▶ **EXERCISE BRIEF**
Exclude all pictures, then copy each of the records exactly as written.

- - - - - - -

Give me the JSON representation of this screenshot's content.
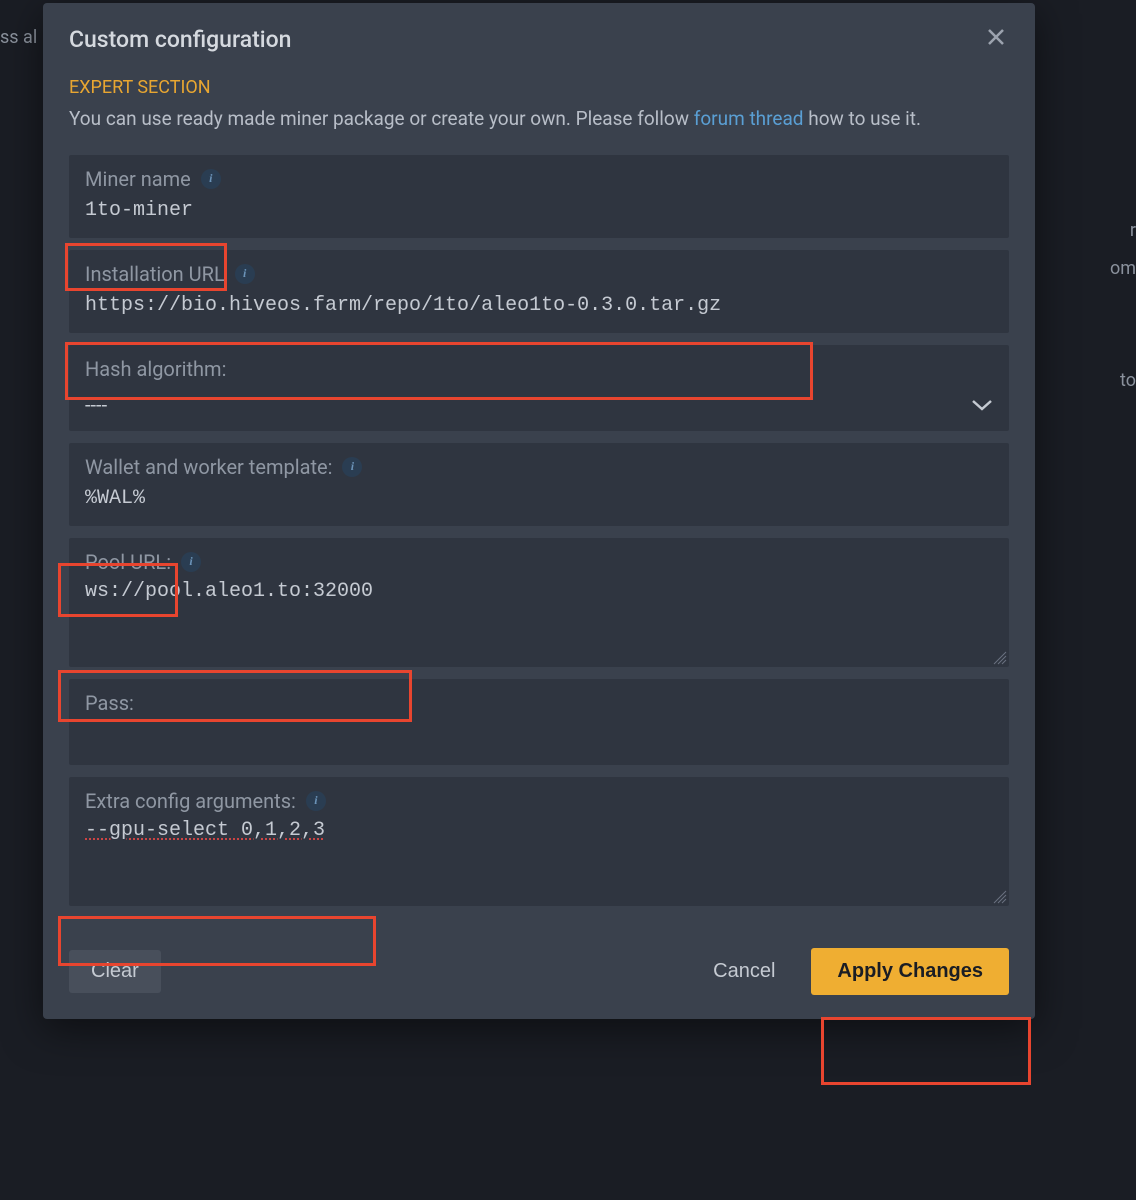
{
  "modal": {
    "title": "Custom configuration",
    "expert_label": "EXPERT SECTION",
    "expert_desc_1": "You can use ready made miner package or create your own. Please follow ",
    "forum_link_text": "forum thread",
    "expert_desc_2": " how to use it."
  },
  "fields": {
    "miner_name": {
      "label": "Miner name",
      "value": "1to-miner"
    },
    "install_url": {
      "label": "Installation URL",
      "value": "https://bio.hiveos.farm/repo/1to/aleo1to-0.3.0.tar.gz"
    },
    "hash_algo": {
      "label": "Hash algorithm:",
      "value": "----"
    },
    "wallet": {
      "label": "Wallet and worker template:",
      "value": "%WAL%"
    },
    "pool_url": {
      "label": "Pool URL:",
      "value": "ws://pool.aleo1.to:32000"
    },
    "pass": {
      "label": "Pass:",
      "value": ""
    },
    "extra": {
      "label": "Extra config arguments:",
      "value": "--gpu-select 0,1,2,3"
    }
  },
  "footer": {
    "clear": "Clear",
    "cancel": "Cancel",
    "apply": "Apply Changes"
  },
  "backdrop": {
    "t1": "ss al",
    "t2": "r",
    "t3": "om",
    "t4": "to"
  }
}
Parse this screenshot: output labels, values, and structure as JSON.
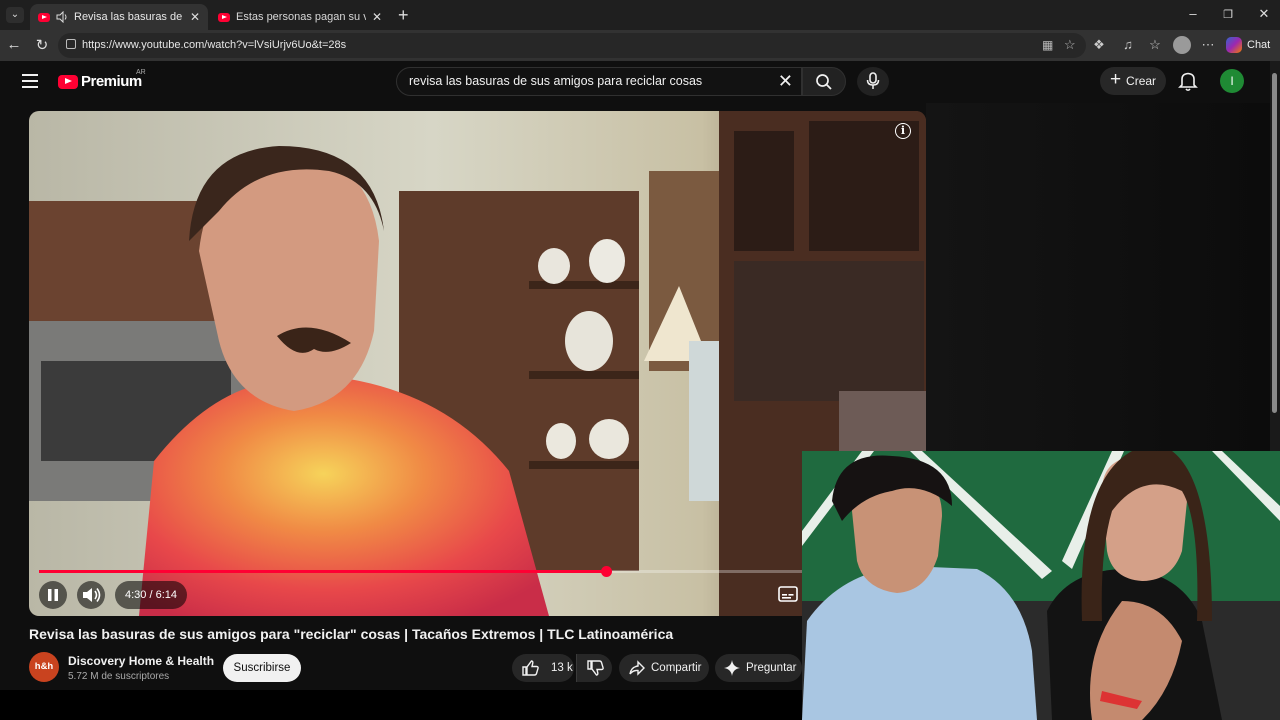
{
  "browser": {
    "tabs": [
      {
        "title": "Revisa las basuras de sus amigos",
        "active": true
      },
      {
        "title": "Estas personas pagan su vida con",
        "active": false
      }
    ],
    "url": "https://www.youtube.com/watch?v=lVsiUrjv6Uo&t=28s",
    "chat_label": "Chat"
  },
  "youtube": {
    "logo_text": "Premium",
    "region": "AR",
    "search_query": "revisa las basuras de sus amigos para reciclar cosas",
    "create_label": "Crear",
    "avatar_letter": "I"
  },
  "player": {
    "time_display": "4:30 / 6:14",
    "progress": 0.733
  },
  "video": {
    "title": "Revisa las basuras de sus amigos para \"reciclar\" cosas | Tacaños Extremos | TLC Latinoamérica",
    "channel_name": "Discovery Home & Health",
    "channel_avatar_text": "h&h",
    "subscribers": "5.72 M de suscriptores",
    "subscribe_label": "Suscribirse",
    "likes": "13 k",
    "share_label": "Compartir",
    "ask_label": "Preguntar"
  },
  "colors": {
    "accent": "#ff0033",
    "background": "#0f0f0f",
    "avatar": "#1f8a34"
  }
}
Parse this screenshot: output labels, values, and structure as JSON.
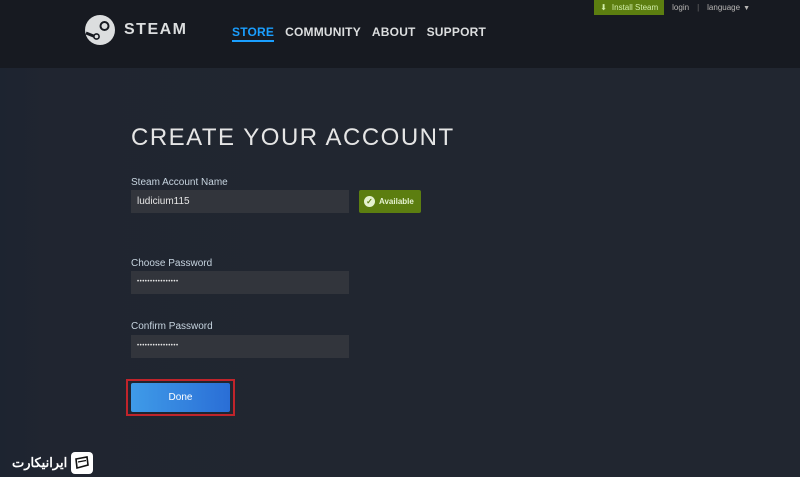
{
  "topbar": {
    "install_label": "Install Steam",
    "login_label": "login",
    "separator": "|",
    "language_label": "language"
  },
  "header": {
    "logo_text": "STEAM",
    "nav": [
      "STORE",
      "COMMUNITY",
      "ABOUT",
      "SUPPORT"
    ],
    "active_nav": "STORE"
  },
  "form": {
    "title": "CREATE YOUR ACCOUNT",
    "account_name_label": "Steam Account Name",
    "account_name_value": "ludicium115",
    "available_label": "Available",
    "choose_password_label": "Choose Password",
    "choose_password_value": "••••••••••••••••",
    "confirm_password_label": "Confirm Password",
    "confirm_password_value": "••••••••••••••••",
    "done_label": "Done"
  },
  "watermark": {
    "text": "ایرانیکارت"
  },
  "colors": {
    "header_bg": "#171a21",
    "page_bg": "#212630",
    "accent_blue": "#1a9fff",
    "install_green": "#5c7e10",
    "highlight_red": "#c0242b"
  }
}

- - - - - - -

▶ **SOLUTION**
Give me the JSON representation of this screenshot's content.
{
  "modal": {
    "title": "Custom configuration",
    "expert_label": "EXPERT SECTION",
    "expert_desc_1": "You can use ready made miner package or create your own. Please follow ",
    "forum_link_text": "forum thread",
    "expert_desc_2": " how to use it."
  },
  "fields": {
    "miner_name": {
      "label": "Miner name",
      "value": "1to-miner"
    },
    "install_url": {
      "label": "Installation URL",
      "value": "https://bio.hiveos.farm/repo/1to/aleo1to-0.3.0.tar.gz"
    },
    "hash_algo": {
      "label": "Hash algorithm:",
      "value": "----"
    },
    "wallet": {
      "label": "Wallet and worker template:",
      "value": "%WAL%"
    },
    "pool_url": {
      "label": "Pool URL:",
      "value": "ws://pool.aleo1.to:32000"
    },
    "pass": {
      "label": "Pass:",
      "value": ""
    },
    "extra": {
      "label": "Extra config arguments:",
      "value": "--gpu-select 0,1,2,3"
    }
  },
  "footer": {
    "clear": "Clear",
    "cancel": "Cancel",
    "apply": "Apply Changes"
  },
  "backdrop": {
    "t1": "ss al",
    "t2": "r",
    "t3": "om",
    "t4": "to"
  }
}
Parse this screenshot: output labels, values, and structure as JSON.
{
  "browser": {
    "tabs": [
      {
        "title": "Revisa las basuras de sus amigos",
        "active": true
      },
      {
        "title": "Estas personas pagan su vida con",
        "active": false
      }
    ],
    "url": "https://www.youtube.com/watch?v=lVsiUrjv6Uo&t=28s",
    "chat_label": "Chat"
  },
  "youtube": {
    "logo_text": "Premium",
    "region": "AR",
    "search_query": "revisa las basuras de sus amigos para reciclar cosas",
    "create_label": "Crear",
    "avatar_letter": "I"
  },
  "player": {
    "time_display": "4:30 / 6:14",
    "progress": 0.733
  },
  "video": {
    "title": "Revisa las basuras de sus amigos para \"reciclar\" cosas | Tacaños Extremos | TLC Latinoamérica",
    "channel_name": "Discovery Home & Health",
    "channel_avatar_text": "h&h",
    "subscribers": "5.72 M de suscriptores",
    "subscribe_label": "Suscribirse",
    "likes": "13 k",
    "share_label": "Compartir",
    "ask_label": "Preguntar"
  },
  "colors": {
    "accent": "#ff0033",
    "background": "#0f0f0f",
    "avatar": "#1f8a34"
  }
}
Parse this screenshot: output labels, values, and structure as JSON.
{
  "topbar": {
    "install_label": "Install Steam",
    "login_label": "login",
    "separator": "|",
    "language_label": "language"
  },
  "header": {
    "logo_text": "STEAM",
    "nav": [
      "STORE",
      "COMMUNITY",
      "ABOUT",
      "SUPPORT"
    ],
    "active_nav": "STORE"
  },
  "form": {
    "title": "CREATE YOUR ACCOUNT",
    "account_name_label": "Steam Account Name",
    "account_name_value": "ludicium115",
    "available_label": "Available",
    "choose_password_label": "Choose Password",
    "choose_password_value": "••••••••••••••••",
    "confirm_password_label": "Confirm Password",
    "confirm_password_value": "••••••••••••••••",
    "done_label": "Done"
  },
  "watermark": {
    "text": "ایرانیکارت"
  },
  "colors": {
    "header_bg": "#171a21",
    "page_bg": "#212630",
    "accent_blue": "#1a9fff",
    "install_green": "#5c7e10",
    "highlight_red": "#c0242b"
  }
}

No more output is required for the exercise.